Aim of the task
Print out the data below in full, exactly as written.

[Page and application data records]
[Start of section]
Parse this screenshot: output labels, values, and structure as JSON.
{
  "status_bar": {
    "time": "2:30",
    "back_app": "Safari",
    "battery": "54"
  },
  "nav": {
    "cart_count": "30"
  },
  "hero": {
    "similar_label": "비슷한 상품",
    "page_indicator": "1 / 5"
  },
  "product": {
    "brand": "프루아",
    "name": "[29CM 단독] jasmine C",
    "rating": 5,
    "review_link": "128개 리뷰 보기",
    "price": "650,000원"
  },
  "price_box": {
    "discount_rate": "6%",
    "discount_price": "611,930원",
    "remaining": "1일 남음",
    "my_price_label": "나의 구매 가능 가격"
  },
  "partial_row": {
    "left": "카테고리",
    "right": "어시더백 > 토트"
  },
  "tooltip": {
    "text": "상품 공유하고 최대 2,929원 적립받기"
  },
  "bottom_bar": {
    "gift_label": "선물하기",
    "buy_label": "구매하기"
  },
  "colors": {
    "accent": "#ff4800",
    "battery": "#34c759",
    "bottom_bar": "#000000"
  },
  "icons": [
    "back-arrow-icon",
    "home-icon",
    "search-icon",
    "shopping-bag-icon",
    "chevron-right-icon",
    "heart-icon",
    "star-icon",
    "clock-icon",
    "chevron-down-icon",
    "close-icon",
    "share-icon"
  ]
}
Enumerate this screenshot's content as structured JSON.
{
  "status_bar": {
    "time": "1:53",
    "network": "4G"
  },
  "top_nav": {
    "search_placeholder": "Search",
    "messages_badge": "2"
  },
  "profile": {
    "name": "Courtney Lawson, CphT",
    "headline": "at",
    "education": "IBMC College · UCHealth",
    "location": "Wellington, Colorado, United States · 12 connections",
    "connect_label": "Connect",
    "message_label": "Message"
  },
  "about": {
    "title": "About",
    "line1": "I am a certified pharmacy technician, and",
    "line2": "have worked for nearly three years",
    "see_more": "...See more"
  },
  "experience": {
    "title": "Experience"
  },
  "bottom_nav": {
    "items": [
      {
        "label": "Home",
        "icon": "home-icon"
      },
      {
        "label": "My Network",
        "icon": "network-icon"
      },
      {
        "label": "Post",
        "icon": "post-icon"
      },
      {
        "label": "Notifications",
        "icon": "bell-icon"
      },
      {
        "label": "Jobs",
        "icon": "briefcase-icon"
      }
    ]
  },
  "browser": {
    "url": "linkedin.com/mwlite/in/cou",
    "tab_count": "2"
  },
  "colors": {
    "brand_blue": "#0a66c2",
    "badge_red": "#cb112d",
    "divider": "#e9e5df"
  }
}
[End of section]
Response area
Parse this screenshot: output labels, values, and structure as JSON.
{
  "status_bar": {
    "time": "2:30",
    "back_app": "Safari",
    "battery": "54"
  },
  "nav": {
    "cart_count": "30"
  },
  "hero": {
    "similar_label": "비슷한 상품",
    "page_indicator": "1 / 5"
  },
  "product": {
    "brand": "프루아",
    "name": "[29CM 단독] jasmine C",
    "rating": 5,
    "review_link": "128개 리뷰 보기",
    "price": "650,000원"
  },
  "price_box": {
    "discount_rate": "6%",
    "discount_price": "611,930원",
    "remaining": "1일 남음",
    "my_price_label": "나의 구매 가능 가격"
  },
  "partial_row": {
    "left": "카테고리",
    "right": "어시더백 > 토트"
  },
  "tooltip": {
    "text": "상품 공유하고 최대 2,929원 적립받기"
  },
  "bottom_bar": {
    "gift_label": "선물하기",
    "buy_label": "구매하기"
  },
  "colors": {
    "accent": "#ff4800",
    "battery": "#34c759",
    "bottom_bar": "#000000"
  },
  "icons": [
    "back-arrow-icon",
    "home-icon",
    "search-icon",
    "shopping-bag-icon",
    "chevron-right-icon",
    "heart-icon",
    "star-icon",
    "clock-icon",
    "chevron-down-icon",
    "close-icon",
    "share-icon"
  ]
}
Enumerate this screenshot's content as structured JSON.
{
  "status_bar": {
    "time": "1:53",
    "network": "4G"
  },
  "top_nav": {
    "search_placeholder": "Search",
    "messages_badge": "2"
  },
  "profile": {
    "name": "Courtney Lawson, CphT",
    "headline": "at",
    "education": "IBMC College · UCHealth",
    "location": "Wellington, Colorado, United States · 12 connections",
    "connect_label": "Connect",
    "message_label": "Message"
  },
  "about": {
    "title": "About",
    "line1": "I am a certified pharmacy technician, and",
    "line2": "have worked for nearly three years",
    "see_more": "...See more"
  },
  "experience": {
    "title": "Experience"
  },
  "bottom_nav": {
    "items": [
      {
        "label": "Home",
        "icon": "home-icon"
      },
      {
        "label": "My Network",
        "icon": "network-icon"
      },
      {
        "label": "Post",
        "icon": "post-icon"
      },
      {
        "label": "Notifications",
        "icon": "bell-icon"
      },
      {
        "label": "Jobs",
        "icon": "briefcase-icon"
      }
    ]
  },
  "browser": {
    "url": "linkedin.com/mwlite/in/cou",
    "tab_count": "2"
  },
  "colors": {
    "brand_blue": "#0a66c2",
    "badge_red": "#cb112d",
    "divider": "#e9e5df"
  }
}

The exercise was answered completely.